When I was a child, my mother would invite over some thirty people and cook for fifty. Five minutes before the guests' arrival, panic would set in, and she would instruct me not to eat any food until they left, lest the feast come short. After the grand departure, she would over stuff me with the leftovers of the next two weeks, while apologizing out of guilt.
Throughout my higher education, medical school, cardiology fellowship, not once did she praise me in front of others. She always seemed in awe of much lesser accomplishments of other kids, while explaining to me later and in private that although I meant the world to her, she never wanted others to feel lesser because of me. As if...
Once, my brother had an accident in front of our house. My mother, awakened from her sleep by the loud noise, ran outside to make sure he was alright, and then quickly became the witness to the other driver. "I saw everything. It was my son's fault," she said. After we came inside and settled down, she explained that she felt the other woman was frightened and just wanted her to feel better, but knew in her heart that my brother would have never caused the accident.
There are numerous such stories of my traumatic upbringing. Growing up, raised by such a mother, I cannot help but always think of those less fortunate, first. You see, here are some real patients from my practice:
• The barren women in her fifties whose body denied her children but whose heart was large enough to overcome by loving other children as her own;
• The rape victim who became pregnant, had an abortion, and now struggles with having a child again;
• The daughter who lost her mother at a young age and is frightened of becoming a mother, in case she, too, might also abandon her child;
• The boy who desperately wants to relive his childhood memories with his mother who has lost their history to Alzheimer’s;
• The young woman ridden with guilt of being unable to give her only child a sibling because of a hysterectomy, her womb lost to cancer;
• The mother who carries the breast cancer gene and is afraid of having a daughter and transmitting the disease to her loved one;
• The mother who lost time with her child because of alcohol, drugs, or even work.
In the height of celebration, we should never forget the angels who walk among us.
Mother Teresa said "May God break my heart so completely that the whole world falls in." Starting in teens, a woman’s womb pulsates in anticipation of new life, then bleeds each month, until it creates enough room to one day carry our future. God worked hard for six days to prepare this earth, but rested only after creating Eve, our mother. He knew this world would only be safe in her hands.

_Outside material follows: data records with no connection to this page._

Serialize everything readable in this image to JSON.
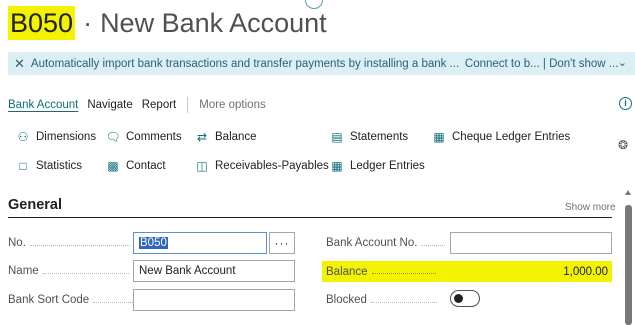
{
  "title": {
    "code": "B050",
    "separator": "·",
    "name": "New Bank Account"
  },
  "banner": {
    "message": "Automatically import bank transactions and transfer payments by installing a bank ...",
    "link": "Connect to b... | Don't show ..."
  },
  "menu": {
    "items": [
      "Bank Account",
      "Navigate",
      "Report"
    ],
    "more": "More options"
  },
  "actions": {
    "dimensions": "Dimensions",
    "comments": "Comments",
    "balance": "Balance",
    "statements": "Statements",
    "cheque_ledger_entries": "Cheque Ledger Entries",
    "statistics": "Statistics",
    "contact": "Contact",
    "receivables_payables": "Receivables-Payables",
    "ledger_entries": "Ledger Entries"
  },
  "general": {
    "title": "General",
    "show_more": "Show more",
    "no_label": "No.",
    "no_value": "B050",
    "name_label": "Name",
    "name_value": "New Bank Account",
    "sort_code_label": "Bank Sort Code",
    "sort_code_value": "",
    "bank_account_no_label": "Bank Account No.",
    "bank_account_no_value": "",
    "balance_label": "Balance",
    "balance_value": "1,000.00",
    "blocked_label": "Blocked",
    "blocked_value": false
  },
  "colors": {
    "highlight": "#f3f200",
    "accent": "#0f6f79",
    "banner_bg": "#dbeff4"
  }
}
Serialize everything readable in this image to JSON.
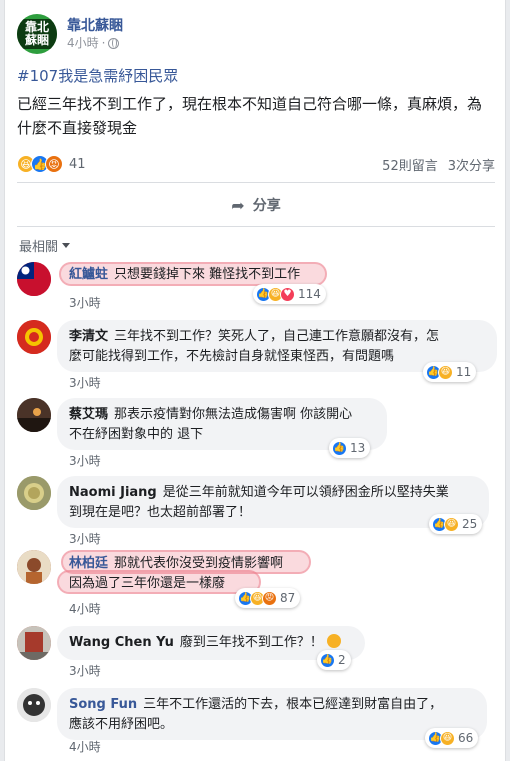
{
  "post": {
    "page_name": "靠北蘇睏",
    "logo_text": "靠北蘇睏",
    "time": "4小時",
    "hashtag": "#107我是急需紓困民眾",
    "text": "已經三年找不到工作了，現在根本不知道自己符合哪一條，真麻煩，為什麼不直接發現金",
    "reaction_count": "41",
    "comment_count": "52則留言",
    "share_count": "3次分享",
    "share_label": "分享",
    "sort_label": "最相關"
  },
  "comments": [
    {
      "name": "紅鱸蛀",
      "text": "只想要錢掉下來 難怪找不到工作",
      "time": "3小時",
      "reactions": "114"
    },
    {
      "name": "李清文",
      "text": "三年找不到工作？笑死人了，自己連工作意願都沒有，怎麼可能找得到工作，不先檢討自身就怪東怪西，有問題嗎",
      "line1": "三年找不到工作？笑死人了，自己連工作意願都沒有，怎",
      "line2": "麼可能找得到工作，不先檢討自身就怪東怪西，有問題嗎",
      "time": "3小時",
      "reactions": "11"
    },
    {
      "name": "蔡艾瑪",
      "line1": "那表示疫情對你無法造成傷害啊 你該開心",
      "line2": "不在紓困對象中的 退下",
      "time": "3小時",
      "reactions": "13"
    },
    {
      "name": "Naomi Jiang",
      "line1": "是從三年前就知道今年可以領紓困金所以堅持失業",
      "line2": "到現在是吧？也太超前部署了！",
      "time": "3小時",
      "reactions": "25"
    },
    {
      "name": "林柏廷",
      "line1": "那就代表你沒受到疫情影響啊",
      "line2": "因為過了三年你還是一樣廢",
      "time": "4小時",
      "reactions": "87"
    },
    {
      "name": "Wang Chen Yu",
      "text": "廢到三年找不到工作？！",
      "time": "3小時",
      "reactions": "2"
    },
    {
      "name": "Song Fun",
      "line1": "三年不工作還活的下去，根本已經達到財富自由了，",
      "line2": "應該不用紓困吧。",
      "time": "4小時",
      "reactions": "66"
    }
  ],
  "colors": {
    "link": "#385898",
    "like": "#1877f2",
    "haha": "#f7b125",
    "angry": "#e9710f",
    "love": "#f33e58"
  },
  "icons": [
    "globe-icon",
    "share-arrow-icon",
    "caret-down-icon",
    "like-icon",
    "haha-icon",
    "angry-icon",
    "love-icon"
  ]
}
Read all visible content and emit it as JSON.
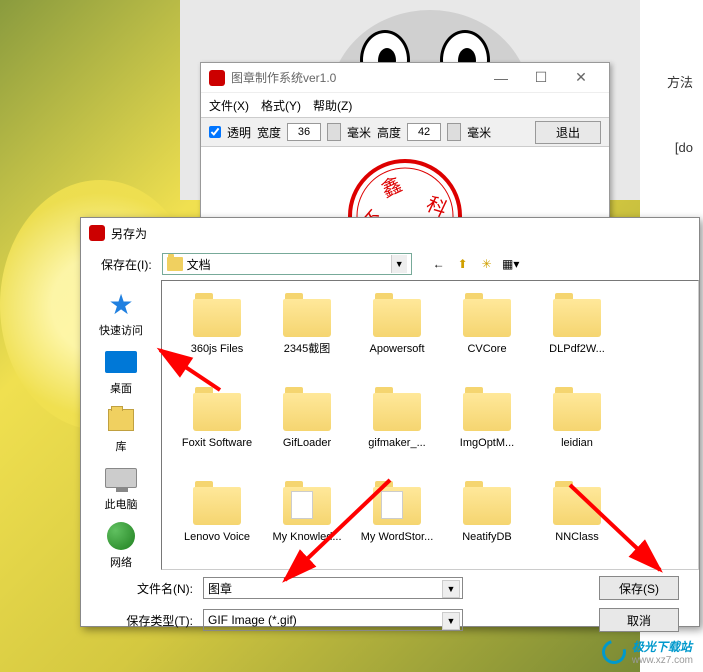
{
  "stamp_window": {
    "title": "图章制作系统ver1.0",
    "menu": {
      "file": "文件(X)",
      "format": "格式(Y)",
      "help": "帮助(Z)"
    },
    "toolbar": {
      "transparent": "透明",
      "width_label": "宽度",
      "width_value": "36",
      "mm1": "毫米",
      "height_label": "高度",
      "height_value": "42",
      "mm2": "毫米",
      "exit": "退出"
    }
  },
  "saveas": {
    "title": "另存为",
    "savein_label": "保存在(I):",
    "savein_value": "文档",
    "places": {
      "quick": "快速访问",
      "desktop": "桌面",
      "library": "库",
      "thispc": "此电脑",
      "network": "网络"
    },
    "files": [
      "360js Files",
      "2345截图",
      "Apowersoft",
      "CVCore",
      "DLPdf2W...",
      "Foxit Software",
      "GifLoader",
      "gifmaker_...",
      "ImgOptM...",
      "leidian",
      "Lenovo Voice",
      "My Knowled...",
      "My WordStor...",
      "NeatifyDB",
      "NNClass"
    ],
    "filename_label": "文件名(N):",
    "filename_value": "图章",
    "filetype_label": "保存类型(T):",
    "filetype_value": "GIF Image (*.gif)",
    "save_btn": "保存(S)",
    "cancel_btn": "取消"
  },
  "side": {
    "t1": "方法",
    "t2": "[do"
  },
  "watermark": {
    "name": "极光下载站",
    "url": "www.xz7.com"
  }
}
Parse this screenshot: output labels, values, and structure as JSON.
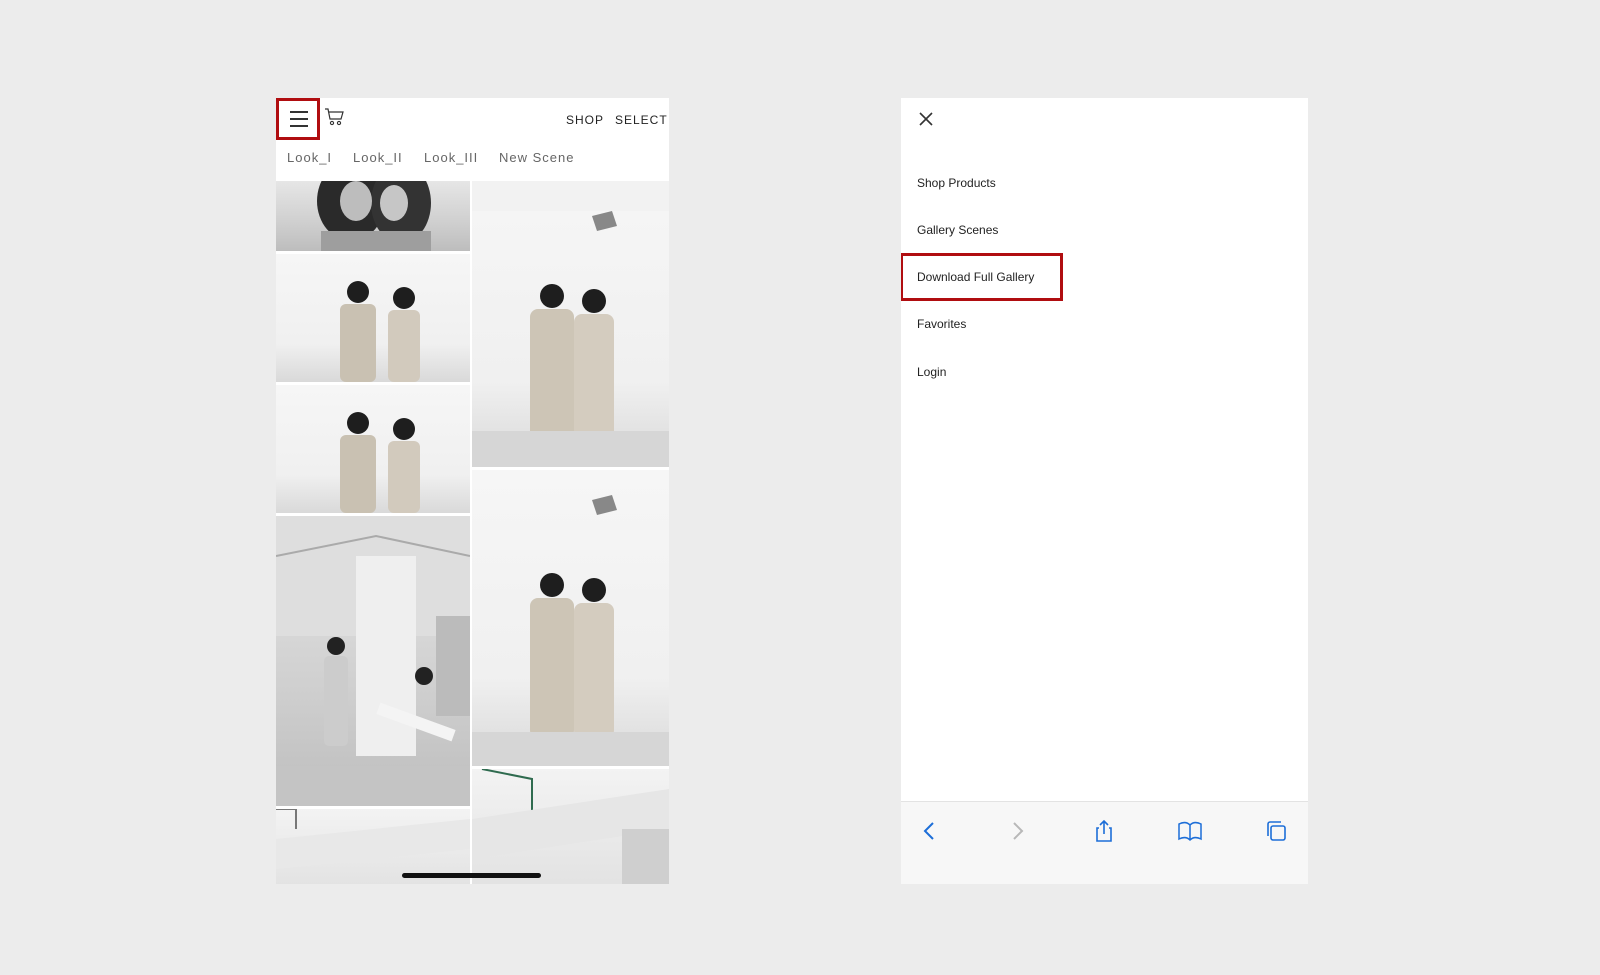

So my dear mom, on this wonderful day, as we celebrate your blessings, and you see a little heaviness on my face, I hope you understand, it’s not my fault. It’s what you’ve taught me.